This was my first time taking on the responsibility of organizing a concert, so I didn’t know what I was getting into. What initially got me interested in taking on the lead role was seeing the beautiful pictures of Sayles Hall and all of the performers in that space from 2017. I wanted to put aside a night for the AMS community to gather and share music again this year. All throughout my life music has been the way I have connected with people and I wanted to share that experience with others. Music also has a strong healing and restorative component that I thought others within the AMS community would enjoy.

Why do you continue to play in medical school?

I think when things get tough, the worst thing that you can do is give up on things you are most passionate about. I get my energy and motivation from playing music. It fills my time in a productive way that clears my mind and makes me feel reenergized. I really enjoy having music goals and expectations for myself for practicing.

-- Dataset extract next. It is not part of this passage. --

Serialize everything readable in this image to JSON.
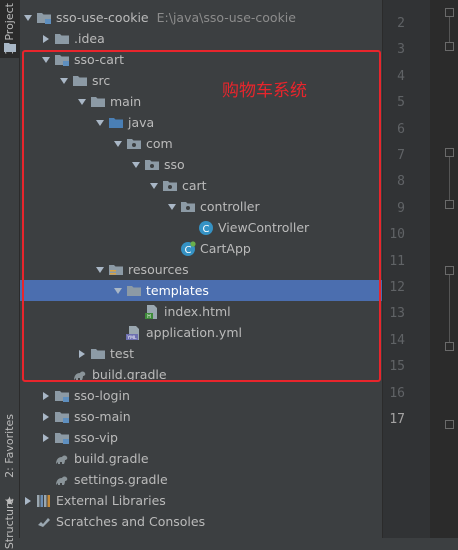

Just as many people read books and sets aside time specifically for pleasure reading, I set aside time for and expectations for my musical development. I think there is something really satisfying to work on a piece of music over an extended period of time.

What tips do you have for Murmur readers on how to most enjoy listening to classical music?

There is one thing you must do when you listen to classical music. You need to be focused– so find a comfortable place to be and flip your phone to silent. Classical music is highly purposeful. A way to notice this quality of the music is to listen for the silence. Pay attention for when there is no music being played since everything (should be) intentional. I think another helpful tip on how to listen to classical music is to read a little about the composer or the story behind the piece before listening to the music. This sets the tone and allows you to create imagery in your mind as you listen.

How does it feel to play in front of an audience?

I used to get very nervous before playing in front of an audience. I no longer get nervous about the performance and playing in front of others but rather the pressure to play it right at that particular moment.

For example, the piece I played– Legende by Wieniawski– was one I had started working on back in college during my senior year. I never finished the piece at the time and wanted to bring it back and relearn the piece for the concert. Even though I had played the piece for probably 3 months in college I gave myself 15 weeks to rework the piece. Each week I would play my violin 3-4 times after classes. I would practice the music measure-by- measure and note-by-note to determine out how to play the piece and invoke the right feelings for a listener.

Violin showpieces are typically right at the edge of what is possible to play given the human anatomy; For someone why has only been playing for 15 years, it takes at least 15 weeks to figure out how to do that.

I’ve also found, that with music there is a very low tolerability for errors. If you passed the piece, lets say played 70% of the notes right and rhythms correctly, the piece would not only sound like garbage but it would be semi-nauseating to listen to. Music on a violin needs to be played to the precision of 99% correct to sound good and 99.9999% to sound ready for performance. So for 15 weeks I worked on perfecting that last 1% of the piece to get it as close as I could to what the composer was looking for.

When I played the piece I was a little surprised by how shaky my hands were at the start of the piece. I was not actively nervous, however, my body was still sympathetically stimulated with the excitement of the moment and the interest of doing well.

Lastly, I would like to thank everyone that made Musicale come together this year, from our dedicated performs to the audience that came from far and near! I look forward to having you again next year and seeing this wonderful tradition continue into the future!

Link to the full recording: